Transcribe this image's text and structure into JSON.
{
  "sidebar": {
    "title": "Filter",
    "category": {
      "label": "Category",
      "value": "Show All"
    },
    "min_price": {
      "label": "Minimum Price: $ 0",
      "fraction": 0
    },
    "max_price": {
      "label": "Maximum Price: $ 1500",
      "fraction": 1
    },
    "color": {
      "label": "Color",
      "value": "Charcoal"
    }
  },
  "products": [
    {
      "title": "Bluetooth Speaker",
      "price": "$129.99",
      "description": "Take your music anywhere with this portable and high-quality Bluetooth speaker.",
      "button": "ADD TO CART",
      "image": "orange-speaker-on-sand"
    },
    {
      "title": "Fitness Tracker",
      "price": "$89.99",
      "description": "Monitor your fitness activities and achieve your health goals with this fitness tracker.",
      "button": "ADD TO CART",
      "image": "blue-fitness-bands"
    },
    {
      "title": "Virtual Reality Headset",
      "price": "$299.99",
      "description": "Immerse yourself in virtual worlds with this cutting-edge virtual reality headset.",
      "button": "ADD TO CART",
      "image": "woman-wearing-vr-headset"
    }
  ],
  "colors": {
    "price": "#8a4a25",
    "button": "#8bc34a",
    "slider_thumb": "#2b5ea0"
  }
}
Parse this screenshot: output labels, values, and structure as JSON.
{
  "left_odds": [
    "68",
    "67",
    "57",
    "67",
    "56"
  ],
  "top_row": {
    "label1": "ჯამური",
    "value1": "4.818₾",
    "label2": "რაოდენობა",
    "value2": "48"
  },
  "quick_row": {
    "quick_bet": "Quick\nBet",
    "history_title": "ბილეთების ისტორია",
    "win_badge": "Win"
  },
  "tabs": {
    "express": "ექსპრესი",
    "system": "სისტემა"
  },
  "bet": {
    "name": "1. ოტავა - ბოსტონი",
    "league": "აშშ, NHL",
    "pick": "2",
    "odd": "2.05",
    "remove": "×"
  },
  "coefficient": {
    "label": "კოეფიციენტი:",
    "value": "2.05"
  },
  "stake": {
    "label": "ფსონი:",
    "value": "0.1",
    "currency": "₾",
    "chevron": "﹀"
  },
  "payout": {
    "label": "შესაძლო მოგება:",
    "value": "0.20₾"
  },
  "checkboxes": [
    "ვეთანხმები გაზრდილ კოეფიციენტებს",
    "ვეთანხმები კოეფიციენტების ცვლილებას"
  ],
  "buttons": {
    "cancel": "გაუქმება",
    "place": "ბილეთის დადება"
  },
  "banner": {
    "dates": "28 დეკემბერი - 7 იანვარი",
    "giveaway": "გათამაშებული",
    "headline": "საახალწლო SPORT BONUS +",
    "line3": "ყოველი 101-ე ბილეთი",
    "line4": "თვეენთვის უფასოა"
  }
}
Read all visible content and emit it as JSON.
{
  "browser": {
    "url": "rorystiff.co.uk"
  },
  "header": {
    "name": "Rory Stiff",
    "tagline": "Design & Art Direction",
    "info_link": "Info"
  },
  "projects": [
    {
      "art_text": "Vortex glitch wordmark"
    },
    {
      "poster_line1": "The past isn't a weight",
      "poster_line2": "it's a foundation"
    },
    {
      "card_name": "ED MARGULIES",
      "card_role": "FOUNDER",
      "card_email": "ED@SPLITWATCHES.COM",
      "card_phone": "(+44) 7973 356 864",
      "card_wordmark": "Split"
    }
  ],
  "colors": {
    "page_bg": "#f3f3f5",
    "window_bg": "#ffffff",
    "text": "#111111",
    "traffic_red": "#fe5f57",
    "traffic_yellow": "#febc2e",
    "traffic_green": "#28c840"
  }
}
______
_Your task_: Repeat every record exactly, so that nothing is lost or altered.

_Task answer_:
Transcribe this image's text and structure into JSON.
{
  "sidebar": {
    "title": "Filter",
    "category": {
      "label": "Category",
      "value": "Show All"
    },
    "min_price": {
      "label": "Minimum Price: $ 0",
      "fraction": 0
    },
    "max_price": {
      "label": "Maximum Price: $ 1500",
      "fraction": 1
    },
    "color": {
      "label": "Color",
      "value": "Charcoal"
    }
  },
  "products": [
    {
      "title": "Bluetooth Speaker",
      "price": "$129.99",
      "description": "Take your music anywhere with this portable and high-quality Bluetooth speaker.",
      "button": "ADD TO CART",
      "image": "orange-speaker-on-sand"
    },
    {
      "title": "Fitness Tracker",
      "price": "$89.99",
      "description": "Monitor your fitness activities and achieve your health goals with this fitness tracker.",
      "button": "ADD TO CART",
      "image": "blue-fitness-bands"
    },
    {
      "title": "Virtual Reality Headset",
      "price": "$299.99",
      "description": "Immerse yourself in virtual worlds with this cutting-edge virtual reality headset.",
      "button": "ADD TO CART",
      "image": "woman-wearing-vr-headset"
    }
  ],
  "colors": {
    "price": "#8a4a25",
    "button": "#8bc34a",
    "slider_thumb": "#2b5ea0"
  }
}
Parse this screenshot: output labels, values, and structure as JSON.
{
  "left_odds": [
    "68",
    "67",
    "57",
    "67",
    "56"
  ],
  "top_row": {
    "label1": "ჯამური",
    "value1": "4.818₾",
    "label2": "რაოდენობა",
    "value2": "48"
  },
  "quick_row": {
    "quick_bet": "Quick\nBet",
    "history_title": "ბილეთების ისტორია",
    "win_badge": "Win"
  },
  "tabs": {
    "express": "ექსპრესი",
    "system": "სისტემა"
  },
  "bet": {
    "name": "1. ოტავა - ბოსტონი",
    "league": "აშშ, NHL",
    "pick": "2",
    "odd": "2.05",
    "remove": "×"
  },
  "coefficient": {
    "label": "კოეფიციენტი:",
    "value": "2.05"
  },
  "stake": {
    "label": "ფსონი:",
    "value": "0.1",
    "currency": "₾",
    "chevron": "﹀"
  },
  "payout": {
    "label": "შესაძლო მოგება:",
    "value": "0.20₾"
  },
  "checkboxes": [
    "ვეთანხმები გაზრდილ კოეფიციენტებს",
    "ვეთანხმები კოეფიციენტების ცვლილებას"
  ],
  "buttons": {
    "cancel": "გაუქმება",
    "place": "ბილეთის დადება"
  },
  "banner": {
    "dates": "28 დეკემბერი - 7 იანვარი",
    "giveaway": "გათამაშებული",
    "headline": "საახალწლო SPORT BONUS +",
    "line3": "ყოველი 101-ე ბილეთი",
    "line4": "თვეენთვის უფასოა"
  }
}
Read all visible content and emit it as JSON.
{
  "browser": {
    "url": "rorystiff.co.uk"
  },
  "header": {
    "name": "Rory Stiff",
    "tagline": "Design & Art Direction",
    "info_link": "Info"
  },
  "projects": [
    {
      "art_text": "Vortex glitch wordmark"
    },
    {
      "poster_line1": "The past isn't a weight",
      "poster_line2": "it's a foundation"
    },
    {
      "card_name": "ED MARGULIES",
      "card_role": "FOUNDER",
      "card_email": "ED@SPLITWATCHES.COM",
      "card_phone": "(+44) 7973 356 864",
      "card_wordmark": "Split"
    }
  ],
  "colors": {
    "page_bg": "#f3f3f5",
    "window_bg": "#ffffff",
    "text": "#111111",
    "traffic_red": "#fe5f57",
    "traffic_yellow": "#febc2e",
    "traffic_green": "#28c840"
  }
}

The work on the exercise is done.